Task to carry out ▸ Below are some records. Quote exactly the lines from the one that contains "Enumerate this screenshot's" through the last, both included, and leave out the pictures.

Supplied entries ▸
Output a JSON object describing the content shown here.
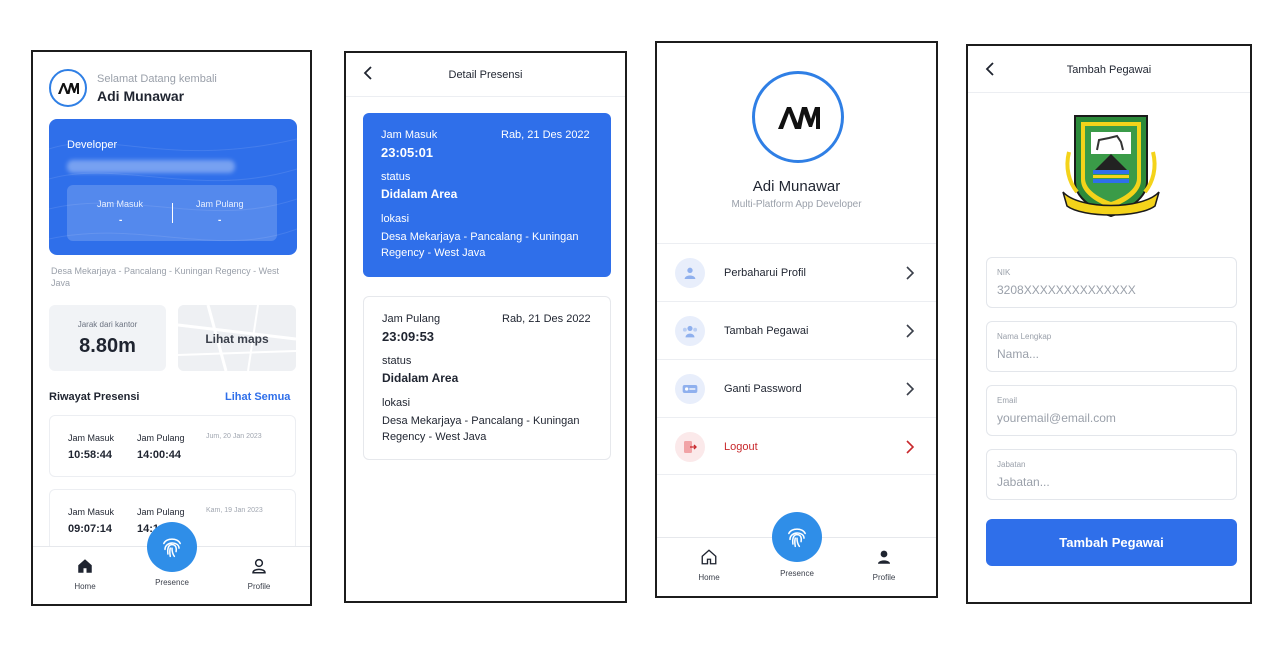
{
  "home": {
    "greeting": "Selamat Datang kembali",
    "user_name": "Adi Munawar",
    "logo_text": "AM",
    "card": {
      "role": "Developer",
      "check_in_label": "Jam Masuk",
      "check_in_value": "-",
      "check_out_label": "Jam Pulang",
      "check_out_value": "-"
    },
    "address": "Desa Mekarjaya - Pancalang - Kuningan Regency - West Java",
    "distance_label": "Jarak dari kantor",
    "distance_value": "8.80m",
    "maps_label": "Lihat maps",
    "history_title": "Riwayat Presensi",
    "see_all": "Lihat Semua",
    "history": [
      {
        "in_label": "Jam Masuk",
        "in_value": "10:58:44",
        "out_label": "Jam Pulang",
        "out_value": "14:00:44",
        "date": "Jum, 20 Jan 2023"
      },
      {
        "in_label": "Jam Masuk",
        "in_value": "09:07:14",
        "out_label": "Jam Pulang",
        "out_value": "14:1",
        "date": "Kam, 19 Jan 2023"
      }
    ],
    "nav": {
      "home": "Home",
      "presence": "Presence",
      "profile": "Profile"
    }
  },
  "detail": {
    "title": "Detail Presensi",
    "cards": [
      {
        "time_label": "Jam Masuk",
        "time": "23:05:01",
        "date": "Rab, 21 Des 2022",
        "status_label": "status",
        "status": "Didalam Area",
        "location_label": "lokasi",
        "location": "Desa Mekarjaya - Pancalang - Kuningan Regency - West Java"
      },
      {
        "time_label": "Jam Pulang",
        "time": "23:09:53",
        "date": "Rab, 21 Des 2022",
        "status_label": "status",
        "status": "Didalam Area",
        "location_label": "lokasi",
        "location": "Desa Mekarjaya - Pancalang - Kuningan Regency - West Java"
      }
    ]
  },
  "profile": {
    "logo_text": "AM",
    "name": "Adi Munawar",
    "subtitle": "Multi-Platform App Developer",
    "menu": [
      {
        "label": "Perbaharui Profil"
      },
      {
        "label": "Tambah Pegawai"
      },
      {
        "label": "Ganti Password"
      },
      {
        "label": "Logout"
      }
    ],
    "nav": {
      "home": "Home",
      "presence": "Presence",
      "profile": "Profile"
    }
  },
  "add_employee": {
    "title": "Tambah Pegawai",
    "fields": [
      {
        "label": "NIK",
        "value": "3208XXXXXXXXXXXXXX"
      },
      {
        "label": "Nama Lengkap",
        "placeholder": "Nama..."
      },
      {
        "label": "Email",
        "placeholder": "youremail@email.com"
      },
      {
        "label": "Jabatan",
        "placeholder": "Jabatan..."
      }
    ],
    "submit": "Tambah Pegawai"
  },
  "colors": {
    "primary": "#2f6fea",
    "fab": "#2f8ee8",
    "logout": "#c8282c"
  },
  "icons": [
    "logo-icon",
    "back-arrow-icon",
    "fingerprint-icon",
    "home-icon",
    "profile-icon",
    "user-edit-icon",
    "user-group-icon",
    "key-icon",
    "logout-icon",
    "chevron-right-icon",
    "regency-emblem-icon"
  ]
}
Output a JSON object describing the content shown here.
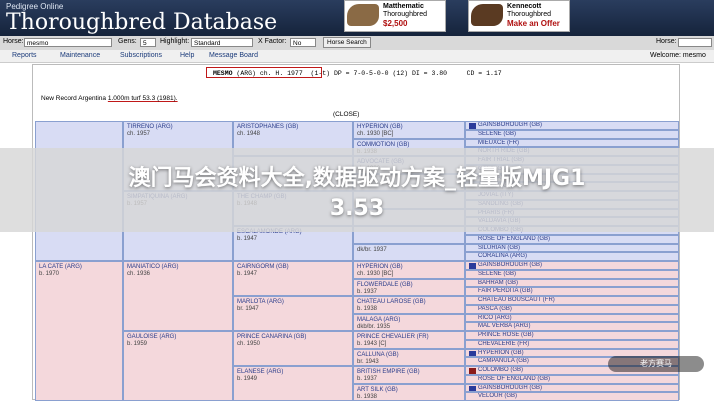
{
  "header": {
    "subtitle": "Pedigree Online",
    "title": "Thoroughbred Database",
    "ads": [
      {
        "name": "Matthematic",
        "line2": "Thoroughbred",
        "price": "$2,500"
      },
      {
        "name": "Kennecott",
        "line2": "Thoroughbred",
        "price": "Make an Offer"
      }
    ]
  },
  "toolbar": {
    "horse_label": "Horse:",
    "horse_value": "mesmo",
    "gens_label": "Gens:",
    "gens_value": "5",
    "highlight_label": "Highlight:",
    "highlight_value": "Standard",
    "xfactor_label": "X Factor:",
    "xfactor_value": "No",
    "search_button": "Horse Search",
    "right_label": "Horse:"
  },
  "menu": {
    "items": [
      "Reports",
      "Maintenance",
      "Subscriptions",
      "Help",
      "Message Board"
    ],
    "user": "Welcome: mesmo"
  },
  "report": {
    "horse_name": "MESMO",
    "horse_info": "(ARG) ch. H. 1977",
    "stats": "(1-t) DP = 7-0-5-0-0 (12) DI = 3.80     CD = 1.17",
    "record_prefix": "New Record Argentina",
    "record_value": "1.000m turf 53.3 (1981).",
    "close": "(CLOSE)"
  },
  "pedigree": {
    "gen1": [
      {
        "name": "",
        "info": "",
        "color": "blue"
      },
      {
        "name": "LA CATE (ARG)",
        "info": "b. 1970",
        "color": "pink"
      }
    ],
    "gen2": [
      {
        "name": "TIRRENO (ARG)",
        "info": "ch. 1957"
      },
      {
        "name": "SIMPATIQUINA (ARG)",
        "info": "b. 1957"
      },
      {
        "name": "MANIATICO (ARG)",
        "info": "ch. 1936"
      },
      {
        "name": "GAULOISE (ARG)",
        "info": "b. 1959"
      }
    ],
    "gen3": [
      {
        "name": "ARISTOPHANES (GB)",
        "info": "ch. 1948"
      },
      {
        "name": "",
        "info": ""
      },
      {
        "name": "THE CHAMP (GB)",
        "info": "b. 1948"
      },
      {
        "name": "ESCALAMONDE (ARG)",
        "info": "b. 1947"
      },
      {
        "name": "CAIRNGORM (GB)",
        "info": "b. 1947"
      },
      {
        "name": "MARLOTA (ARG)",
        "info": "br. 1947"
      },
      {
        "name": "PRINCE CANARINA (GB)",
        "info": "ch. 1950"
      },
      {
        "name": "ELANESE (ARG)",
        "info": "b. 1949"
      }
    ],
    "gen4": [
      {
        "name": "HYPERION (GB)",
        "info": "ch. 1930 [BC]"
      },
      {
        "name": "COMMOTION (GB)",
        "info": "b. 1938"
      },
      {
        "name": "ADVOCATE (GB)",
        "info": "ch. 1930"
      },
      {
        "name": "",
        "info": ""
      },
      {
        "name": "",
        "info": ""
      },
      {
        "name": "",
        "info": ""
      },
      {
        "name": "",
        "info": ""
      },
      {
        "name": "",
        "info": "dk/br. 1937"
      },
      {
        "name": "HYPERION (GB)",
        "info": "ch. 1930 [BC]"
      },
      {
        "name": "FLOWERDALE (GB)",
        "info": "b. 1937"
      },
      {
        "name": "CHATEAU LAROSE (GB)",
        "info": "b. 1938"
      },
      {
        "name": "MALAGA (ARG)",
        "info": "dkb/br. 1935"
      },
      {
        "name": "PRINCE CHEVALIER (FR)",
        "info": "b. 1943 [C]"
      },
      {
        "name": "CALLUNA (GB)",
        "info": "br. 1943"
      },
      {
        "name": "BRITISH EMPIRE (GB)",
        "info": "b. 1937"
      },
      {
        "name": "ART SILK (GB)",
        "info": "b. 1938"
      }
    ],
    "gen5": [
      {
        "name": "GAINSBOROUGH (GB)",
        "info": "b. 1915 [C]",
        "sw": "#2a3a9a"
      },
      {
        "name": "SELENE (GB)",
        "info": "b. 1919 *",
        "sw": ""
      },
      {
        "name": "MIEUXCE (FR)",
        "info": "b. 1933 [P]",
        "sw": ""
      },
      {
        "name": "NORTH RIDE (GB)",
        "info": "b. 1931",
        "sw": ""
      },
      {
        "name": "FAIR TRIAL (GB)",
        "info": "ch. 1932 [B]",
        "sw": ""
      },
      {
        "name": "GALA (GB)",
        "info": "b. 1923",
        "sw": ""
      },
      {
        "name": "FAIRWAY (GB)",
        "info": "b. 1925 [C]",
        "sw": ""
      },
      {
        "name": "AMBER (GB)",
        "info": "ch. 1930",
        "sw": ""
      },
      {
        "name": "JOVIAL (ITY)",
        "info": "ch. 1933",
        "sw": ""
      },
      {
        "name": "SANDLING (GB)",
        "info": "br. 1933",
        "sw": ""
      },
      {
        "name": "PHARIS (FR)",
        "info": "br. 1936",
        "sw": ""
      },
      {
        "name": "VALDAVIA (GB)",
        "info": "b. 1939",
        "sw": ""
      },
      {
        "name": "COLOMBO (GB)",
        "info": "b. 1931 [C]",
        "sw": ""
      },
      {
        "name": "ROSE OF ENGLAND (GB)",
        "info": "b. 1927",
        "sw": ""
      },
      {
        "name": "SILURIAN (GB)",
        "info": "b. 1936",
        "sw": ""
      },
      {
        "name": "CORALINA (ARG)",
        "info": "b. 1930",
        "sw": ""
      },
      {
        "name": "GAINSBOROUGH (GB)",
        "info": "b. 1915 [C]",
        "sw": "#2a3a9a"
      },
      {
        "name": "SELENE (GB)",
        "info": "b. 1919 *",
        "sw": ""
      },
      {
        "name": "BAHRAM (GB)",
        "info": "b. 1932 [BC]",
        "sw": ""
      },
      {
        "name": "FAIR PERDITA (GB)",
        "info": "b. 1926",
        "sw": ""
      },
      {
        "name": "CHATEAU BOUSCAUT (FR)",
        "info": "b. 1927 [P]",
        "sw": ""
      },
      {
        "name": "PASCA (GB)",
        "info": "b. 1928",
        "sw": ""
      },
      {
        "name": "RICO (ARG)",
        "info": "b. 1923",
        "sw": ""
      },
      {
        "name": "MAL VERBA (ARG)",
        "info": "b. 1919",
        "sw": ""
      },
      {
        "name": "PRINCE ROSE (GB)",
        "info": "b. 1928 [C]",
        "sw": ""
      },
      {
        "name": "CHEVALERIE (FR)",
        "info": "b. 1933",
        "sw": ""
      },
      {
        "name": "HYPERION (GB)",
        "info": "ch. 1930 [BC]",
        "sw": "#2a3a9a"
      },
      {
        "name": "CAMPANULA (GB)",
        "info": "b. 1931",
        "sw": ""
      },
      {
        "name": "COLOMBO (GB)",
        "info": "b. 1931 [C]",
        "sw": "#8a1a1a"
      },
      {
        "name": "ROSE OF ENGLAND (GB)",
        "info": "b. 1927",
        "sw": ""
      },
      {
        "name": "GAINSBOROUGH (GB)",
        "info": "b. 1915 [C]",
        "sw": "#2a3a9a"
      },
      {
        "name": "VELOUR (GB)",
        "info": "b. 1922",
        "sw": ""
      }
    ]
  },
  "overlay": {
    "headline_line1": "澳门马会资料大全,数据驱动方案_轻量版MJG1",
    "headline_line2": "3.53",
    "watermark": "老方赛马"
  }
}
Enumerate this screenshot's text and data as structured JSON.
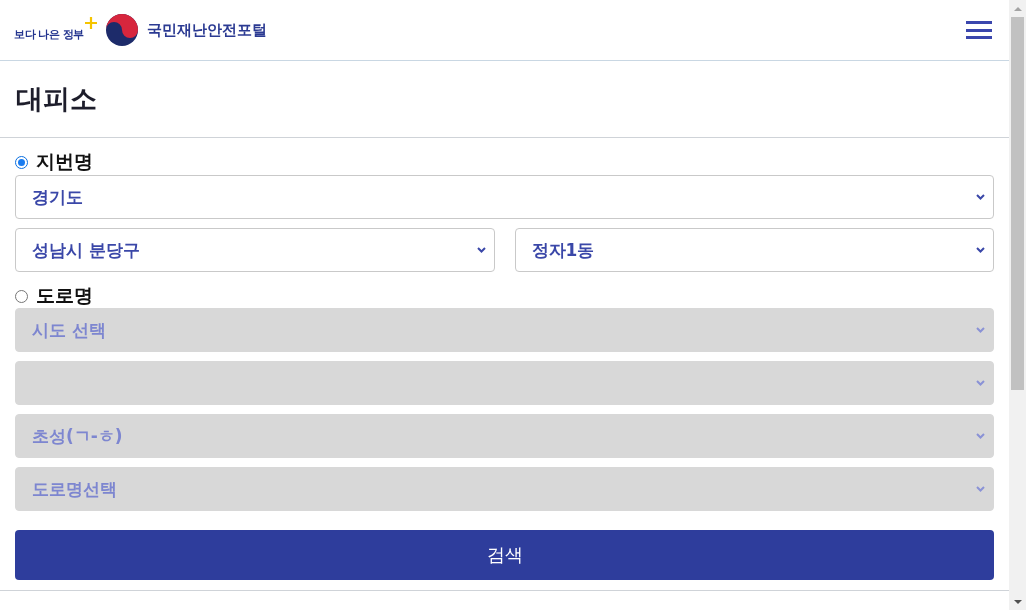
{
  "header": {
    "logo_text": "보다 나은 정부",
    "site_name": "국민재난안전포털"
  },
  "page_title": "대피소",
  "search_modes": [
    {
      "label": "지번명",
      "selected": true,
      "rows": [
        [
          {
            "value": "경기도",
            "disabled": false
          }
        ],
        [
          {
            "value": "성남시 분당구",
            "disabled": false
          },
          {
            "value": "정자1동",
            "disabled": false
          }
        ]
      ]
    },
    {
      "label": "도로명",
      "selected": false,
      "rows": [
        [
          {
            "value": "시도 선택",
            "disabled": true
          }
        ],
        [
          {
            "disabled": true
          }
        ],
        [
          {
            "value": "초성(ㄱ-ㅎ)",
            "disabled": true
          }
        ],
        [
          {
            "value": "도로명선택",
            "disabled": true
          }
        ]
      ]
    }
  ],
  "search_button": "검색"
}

Completed exercise ▸
Enumerate this screenshot's text and data as structured JSON.
{
  "header": {
    "logo_text": "보다 나은 정부",
    "site_name": "국민재난안전포털"
  },
  "page_title": "대피소",
  "search_modes": [
    {
      "label": "지번명",
      "selected": true,
      "rows": [
        [
          {
            "value": "경기도",
            "disabled": false
          }
        ],
        [
          {
            "value": "성남시 분당구",
            "disabled": false
          },
          {
            "value": "정자1동",
            "disabled": false
          }
        ]
      ]
    },
    {
      "label": "도로명",
      "selected": false,
      "rows": [
        [
          {
            "value": "시도 선택",
            "disabled": true
          }
        ],
        [
          {
            "disabled": true
          }
        ],
        [
          {
            "value": "초성(ㄱ-ㅎ)",
            "disabled": true
          }
        ],
        [
          {
            "value": "도로명선택",
            "disabled": true
          }
        ]
      ]
    }
  ],
  "search_button": "검색"
}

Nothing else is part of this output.